> **THE PROBLEM**:
Using the listing that follows, return every line with the word "anzeigen".

> **DATA FOR PROCESSING**:
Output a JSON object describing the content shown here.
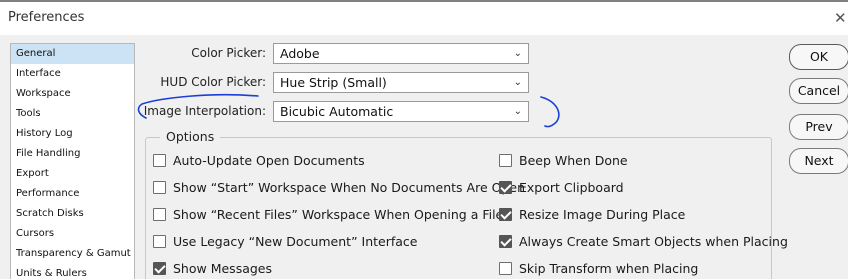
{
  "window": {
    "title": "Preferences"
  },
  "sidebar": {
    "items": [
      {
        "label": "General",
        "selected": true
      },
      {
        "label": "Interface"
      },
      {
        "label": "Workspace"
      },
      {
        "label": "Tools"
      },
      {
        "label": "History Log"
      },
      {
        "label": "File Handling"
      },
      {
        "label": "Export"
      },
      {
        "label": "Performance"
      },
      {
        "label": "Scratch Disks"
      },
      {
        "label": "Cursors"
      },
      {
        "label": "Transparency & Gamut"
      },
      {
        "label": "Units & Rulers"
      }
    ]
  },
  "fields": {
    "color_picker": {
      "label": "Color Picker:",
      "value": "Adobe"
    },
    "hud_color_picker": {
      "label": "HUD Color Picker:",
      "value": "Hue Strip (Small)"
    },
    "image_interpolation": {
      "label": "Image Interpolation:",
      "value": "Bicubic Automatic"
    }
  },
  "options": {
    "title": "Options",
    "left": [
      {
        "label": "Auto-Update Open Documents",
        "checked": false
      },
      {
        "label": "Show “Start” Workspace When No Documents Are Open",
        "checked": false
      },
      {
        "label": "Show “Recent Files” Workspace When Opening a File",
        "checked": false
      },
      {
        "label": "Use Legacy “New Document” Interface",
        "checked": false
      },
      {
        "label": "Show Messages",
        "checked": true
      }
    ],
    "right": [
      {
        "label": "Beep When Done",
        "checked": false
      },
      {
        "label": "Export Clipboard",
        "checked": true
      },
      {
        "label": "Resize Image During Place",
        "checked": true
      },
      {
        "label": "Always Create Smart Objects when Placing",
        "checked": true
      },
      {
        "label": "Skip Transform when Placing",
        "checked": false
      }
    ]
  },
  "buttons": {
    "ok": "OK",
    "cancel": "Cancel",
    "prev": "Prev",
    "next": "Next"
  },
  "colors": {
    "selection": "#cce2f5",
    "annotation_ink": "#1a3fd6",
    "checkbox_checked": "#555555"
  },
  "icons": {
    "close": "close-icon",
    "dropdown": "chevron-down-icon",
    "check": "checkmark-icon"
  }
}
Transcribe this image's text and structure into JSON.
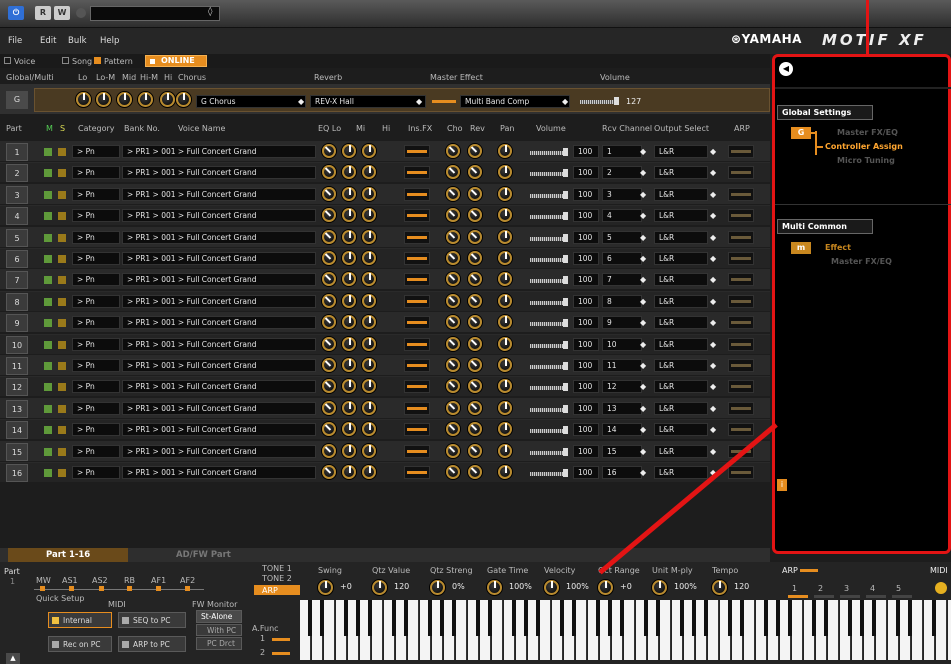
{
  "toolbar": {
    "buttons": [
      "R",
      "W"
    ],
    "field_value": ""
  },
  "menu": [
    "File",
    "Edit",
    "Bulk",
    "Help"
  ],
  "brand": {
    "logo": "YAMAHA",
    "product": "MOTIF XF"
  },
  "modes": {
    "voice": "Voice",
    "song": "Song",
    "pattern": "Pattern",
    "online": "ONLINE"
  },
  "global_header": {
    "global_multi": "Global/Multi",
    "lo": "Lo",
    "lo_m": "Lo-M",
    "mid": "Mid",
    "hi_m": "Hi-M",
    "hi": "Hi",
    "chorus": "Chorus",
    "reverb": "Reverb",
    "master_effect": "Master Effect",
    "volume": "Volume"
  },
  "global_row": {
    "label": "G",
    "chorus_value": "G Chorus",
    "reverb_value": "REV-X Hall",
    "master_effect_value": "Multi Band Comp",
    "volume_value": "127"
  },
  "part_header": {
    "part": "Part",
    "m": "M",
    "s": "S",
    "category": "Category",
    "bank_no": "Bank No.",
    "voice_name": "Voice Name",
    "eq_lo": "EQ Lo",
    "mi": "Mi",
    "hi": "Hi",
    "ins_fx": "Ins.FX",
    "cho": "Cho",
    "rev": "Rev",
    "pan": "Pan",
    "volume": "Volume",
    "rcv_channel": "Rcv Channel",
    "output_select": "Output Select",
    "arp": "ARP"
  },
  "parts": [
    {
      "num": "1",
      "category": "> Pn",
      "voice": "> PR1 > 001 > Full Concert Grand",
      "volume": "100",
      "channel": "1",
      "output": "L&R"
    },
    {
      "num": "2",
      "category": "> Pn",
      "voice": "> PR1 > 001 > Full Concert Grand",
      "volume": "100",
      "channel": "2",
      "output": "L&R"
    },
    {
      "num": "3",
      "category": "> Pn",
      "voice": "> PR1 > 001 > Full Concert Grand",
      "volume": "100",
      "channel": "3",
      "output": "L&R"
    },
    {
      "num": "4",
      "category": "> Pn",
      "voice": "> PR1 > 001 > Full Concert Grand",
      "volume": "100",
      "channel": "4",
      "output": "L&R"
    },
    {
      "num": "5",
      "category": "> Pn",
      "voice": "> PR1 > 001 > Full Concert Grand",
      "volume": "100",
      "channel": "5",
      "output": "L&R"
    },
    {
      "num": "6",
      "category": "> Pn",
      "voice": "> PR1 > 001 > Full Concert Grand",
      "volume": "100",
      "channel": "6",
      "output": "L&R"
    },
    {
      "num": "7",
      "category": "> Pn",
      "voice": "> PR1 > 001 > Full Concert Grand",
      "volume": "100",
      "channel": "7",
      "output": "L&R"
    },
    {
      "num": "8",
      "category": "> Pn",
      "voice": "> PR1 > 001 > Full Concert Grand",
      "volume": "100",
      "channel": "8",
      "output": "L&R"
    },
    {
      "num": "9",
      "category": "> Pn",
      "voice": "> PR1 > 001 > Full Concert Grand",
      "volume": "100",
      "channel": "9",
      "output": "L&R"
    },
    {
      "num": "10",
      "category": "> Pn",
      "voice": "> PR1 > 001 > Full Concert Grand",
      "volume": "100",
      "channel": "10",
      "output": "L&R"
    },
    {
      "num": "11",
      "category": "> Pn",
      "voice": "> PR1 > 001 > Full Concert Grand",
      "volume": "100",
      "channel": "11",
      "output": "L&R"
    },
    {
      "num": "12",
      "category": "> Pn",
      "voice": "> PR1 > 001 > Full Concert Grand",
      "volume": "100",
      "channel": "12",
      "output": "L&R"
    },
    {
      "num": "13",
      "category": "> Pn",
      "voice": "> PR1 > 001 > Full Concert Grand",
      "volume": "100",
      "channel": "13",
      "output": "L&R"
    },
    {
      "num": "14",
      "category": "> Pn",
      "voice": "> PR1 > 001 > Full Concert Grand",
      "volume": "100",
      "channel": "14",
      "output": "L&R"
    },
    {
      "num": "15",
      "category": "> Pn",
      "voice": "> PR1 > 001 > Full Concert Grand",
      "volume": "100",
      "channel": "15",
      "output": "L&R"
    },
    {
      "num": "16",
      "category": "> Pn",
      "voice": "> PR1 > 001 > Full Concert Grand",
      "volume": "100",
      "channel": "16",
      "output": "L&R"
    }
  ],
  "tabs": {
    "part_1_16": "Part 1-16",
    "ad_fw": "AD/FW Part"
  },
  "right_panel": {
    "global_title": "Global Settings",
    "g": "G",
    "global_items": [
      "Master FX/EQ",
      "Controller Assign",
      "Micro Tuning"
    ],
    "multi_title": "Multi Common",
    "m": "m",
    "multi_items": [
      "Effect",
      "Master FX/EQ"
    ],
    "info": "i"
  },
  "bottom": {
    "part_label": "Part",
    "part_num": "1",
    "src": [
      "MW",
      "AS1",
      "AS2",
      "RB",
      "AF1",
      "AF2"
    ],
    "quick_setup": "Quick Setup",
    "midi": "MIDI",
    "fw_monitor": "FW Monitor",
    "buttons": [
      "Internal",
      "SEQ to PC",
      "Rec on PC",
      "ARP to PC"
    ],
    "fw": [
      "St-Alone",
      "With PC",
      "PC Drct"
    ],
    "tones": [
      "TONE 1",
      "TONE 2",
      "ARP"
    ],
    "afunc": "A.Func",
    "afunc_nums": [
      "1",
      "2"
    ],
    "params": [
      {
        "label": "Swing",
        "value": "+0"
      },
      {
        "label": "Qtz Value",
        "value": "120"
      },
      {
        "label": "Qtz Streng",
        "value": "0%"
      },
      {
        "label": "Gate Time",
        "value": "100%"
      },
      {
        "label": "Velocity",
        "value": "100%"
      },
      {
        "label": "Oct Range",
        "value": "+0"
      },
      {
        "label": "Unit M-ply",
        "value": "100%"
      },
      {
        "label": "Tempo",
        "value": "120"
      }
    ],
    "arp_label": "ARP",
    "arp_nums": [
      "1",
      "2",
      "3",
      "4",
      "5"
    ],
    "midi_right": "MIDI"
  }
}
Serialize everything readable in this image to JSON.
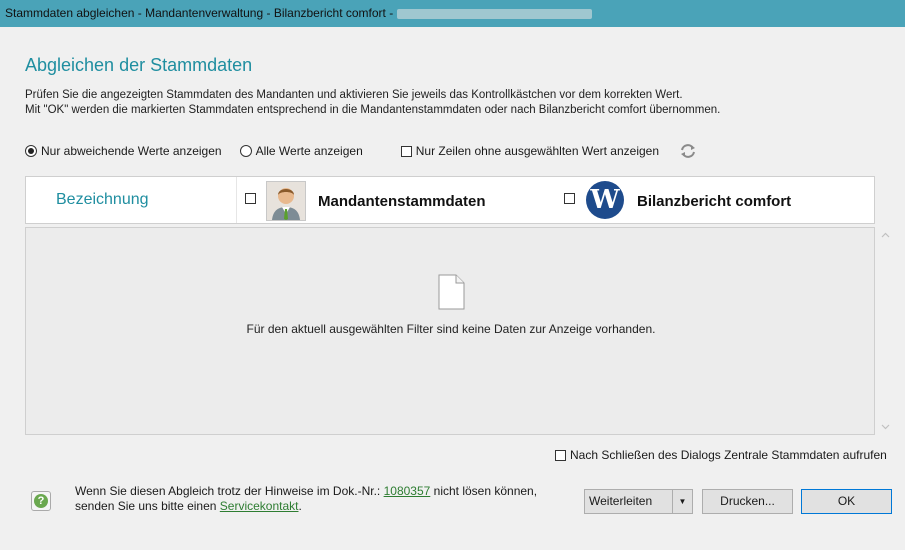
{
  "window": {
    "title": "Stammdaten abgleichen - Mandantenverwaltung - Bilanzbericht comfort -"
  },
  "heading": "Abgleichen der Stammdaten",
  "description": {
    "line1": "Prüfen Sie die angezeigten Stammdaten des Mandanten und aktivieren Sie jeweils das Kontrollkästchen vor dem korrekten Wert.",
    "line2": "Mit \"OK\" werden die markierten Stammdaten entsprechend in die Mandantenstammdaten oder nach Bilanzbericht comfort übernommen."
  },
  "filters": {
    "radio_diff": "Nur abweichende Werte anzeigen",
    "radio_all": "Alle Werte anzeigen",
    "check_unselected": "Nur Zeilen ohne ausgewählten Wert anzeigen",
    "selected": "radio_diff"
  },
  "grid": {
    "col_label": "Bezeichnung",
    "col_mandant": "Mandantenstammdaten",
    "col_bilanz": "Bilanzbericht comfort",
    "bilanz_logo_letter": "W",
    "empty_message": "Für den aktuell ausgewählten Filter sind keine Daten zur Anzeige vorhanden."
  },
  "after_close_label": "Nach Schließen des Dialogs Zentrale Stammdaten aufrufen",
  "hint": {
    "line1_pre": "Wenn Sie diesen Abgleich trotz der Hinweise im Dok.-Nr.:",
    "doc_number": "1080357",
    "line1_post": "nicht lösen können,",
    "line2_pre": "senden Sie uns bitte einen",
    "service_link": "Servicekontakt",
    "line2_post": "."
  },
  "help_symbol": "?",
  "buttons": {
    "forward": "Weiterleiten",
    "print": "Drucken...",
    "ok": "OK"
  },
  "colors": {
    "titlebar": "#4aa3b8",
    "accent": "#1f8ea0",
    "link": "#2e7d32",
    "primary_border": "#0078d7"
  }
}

> **REPLY**:
    "radio_diff": "Nur abweichende Werte anzeigen",
    "radio_all": "Alle Werte anzeigen",
    "check_unselected": "Nur Zeilen ohne ausgewählten Wert anzeigen",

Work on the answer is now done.